Its a difficult concept to get your head around – particularly the part about spending £70 on cardboard. Watching the trailer, however, and looking at what’s in the first two kits really does make this seem promising. The kits look fun to assemble and the customization aspect shown towards the end of the trailer also seems appealing. Nintendo will sell kits for this purpose, though presumably DIY customization is a cheaper option. The sets look pretty robust for cardboard, but they are still only cardboard. Replacement kits will be available for a price, but apparently tape will also be viable solution. You can also register your interest for a workshop in London that will let you try Labo for yourself, with a deadline of the 1st of Feb.
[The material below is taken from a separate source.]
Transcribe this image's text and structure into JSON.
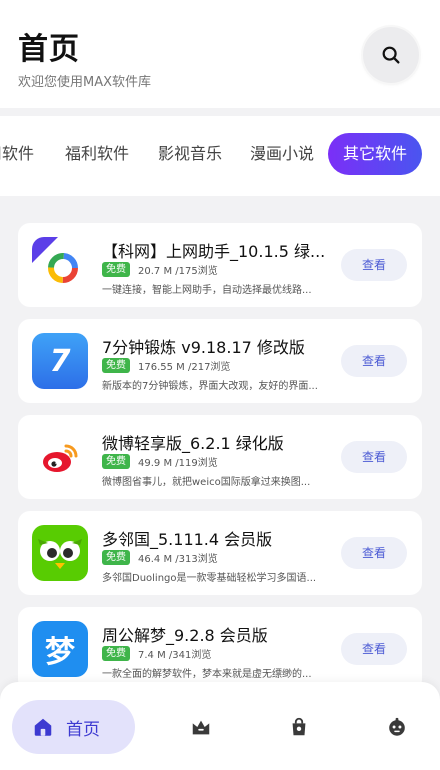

Aside from just novelty value, Nintendo Labo does have some important aspects to consider. It might be the strongest indication in a while that the ‘toys to life’ aspect of marketing games has not disappeared fully – and this certainly seems a new and unique spin on these ideas. Similarly, ‘Gimmick’ controllers have been very effective – things like Guitar Hero and Rock Band and the unique control systems they required are perhaps the best examples. They offered an experience – a level of immersion- that would have been difficult to achieve with a standard controller. Nintendo are serial offenders when it comes to plastic peripherals: from DK Bongos through to the endless amount of plastic shapes you could attach to the Wii remote Nintendo have occupied a lot of space in teenage bedrooms. The short term downsides are huge pieces of plastic that are only used for one game. The longer term effects are pretty substantial amounts of plastic eventually making their way to landfills. Cardboard seems a fairly elegant solution to this – as well as making their assembly a selling point instead of an inconvenience.

With the Switch is selling faster than hot-cakes so this hardly needs to be a killer app, so its definitely nice to see Nintendo continuing to try new things. With a host of Labo visible in the trailer that have not been formally unveiled yet it seems likely there’ll be lots more Labo to come – as long as its successful.